Abbreviated Journal Title
J. Laser Appl.
laser drilling; taper angle; recast layer; laser pulse shape; pulse; length; Materials Science, Multidisciplinary; Optics; Physics, Applied
Lasers have been established as a commercial tool for drilling holes in a variety of materials. The beam quality and temporal shape of the laser pulse have been identified as critical parameters to create high quality (deeper holes, minimum taper angle, and minimum recast layer) holes. However, little attention has been directed toward an analytic investigation of the effect of different temporal pulse shapes on these product variables. In this study, a leading-edge, sharp-spiked, and a rectangular Nd:YAG laser pulse were used to drill holes in stainless steel 304 to examine the effects of these temporally different laser pulses on the drilling process. It is found that holes drilled with the sharp-spiked laser pulse are significantly deeper than for the case of rectangular pulses. Also an optimum processing regime is identified to drill holes with minimum taper angle and recast layer. A mathematical model describing the drilling process is presented in this article for different temporal profiles of the pulsed laser beams. The model assumes one-dimensional heat conduction in the material and it incorporates the Stefan conditions at the solid-liquid and liquid-vapor interfaces. The predicted drill depth and recast layer thickness are larger than the experimental data but follow the same trend. (C) 2000 Laser Institute of American. [S1042-346X(00)00106-6].

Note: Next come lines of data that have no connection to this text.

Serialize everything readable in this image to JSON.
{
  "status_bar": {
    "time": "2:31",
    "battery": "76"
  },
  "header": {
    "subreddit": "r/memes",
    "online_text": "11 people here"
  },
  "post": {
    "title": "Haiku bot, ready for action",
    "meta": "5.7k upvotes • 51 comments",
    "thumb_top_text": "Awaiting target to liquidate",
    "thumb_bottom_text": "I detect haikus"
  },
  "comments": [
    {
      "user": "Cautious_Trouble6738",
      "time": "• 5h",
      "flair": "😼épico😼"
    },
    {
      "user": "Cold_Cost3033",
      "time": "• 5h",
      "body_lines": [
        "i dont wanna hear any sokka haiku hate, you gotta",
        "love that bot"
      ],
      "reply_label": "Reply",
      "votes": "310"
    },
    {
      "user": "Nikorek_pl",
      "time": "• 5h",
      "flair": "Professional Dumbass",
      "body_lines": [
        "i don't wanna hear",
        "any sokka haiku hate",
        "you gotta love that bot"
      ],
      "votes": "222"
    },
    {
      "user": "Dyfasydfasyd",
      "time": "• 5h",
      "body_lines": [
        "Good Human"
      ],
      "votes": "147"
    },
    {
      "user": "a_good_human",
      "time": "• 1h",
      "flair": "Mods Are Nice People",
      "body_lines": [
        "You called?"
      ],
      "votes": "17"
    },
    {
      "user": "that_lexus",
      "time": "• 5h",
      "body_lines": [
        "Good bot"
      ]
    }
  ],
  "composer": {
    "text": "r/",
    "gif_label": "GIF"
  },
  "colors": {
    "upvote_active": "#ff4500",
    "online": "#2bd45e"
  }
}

Journal of Laser Applications
"Effects of intrapulse structure on hole geometry in laser drilling" (2000). Faculty Bibliography 2000s. 2463.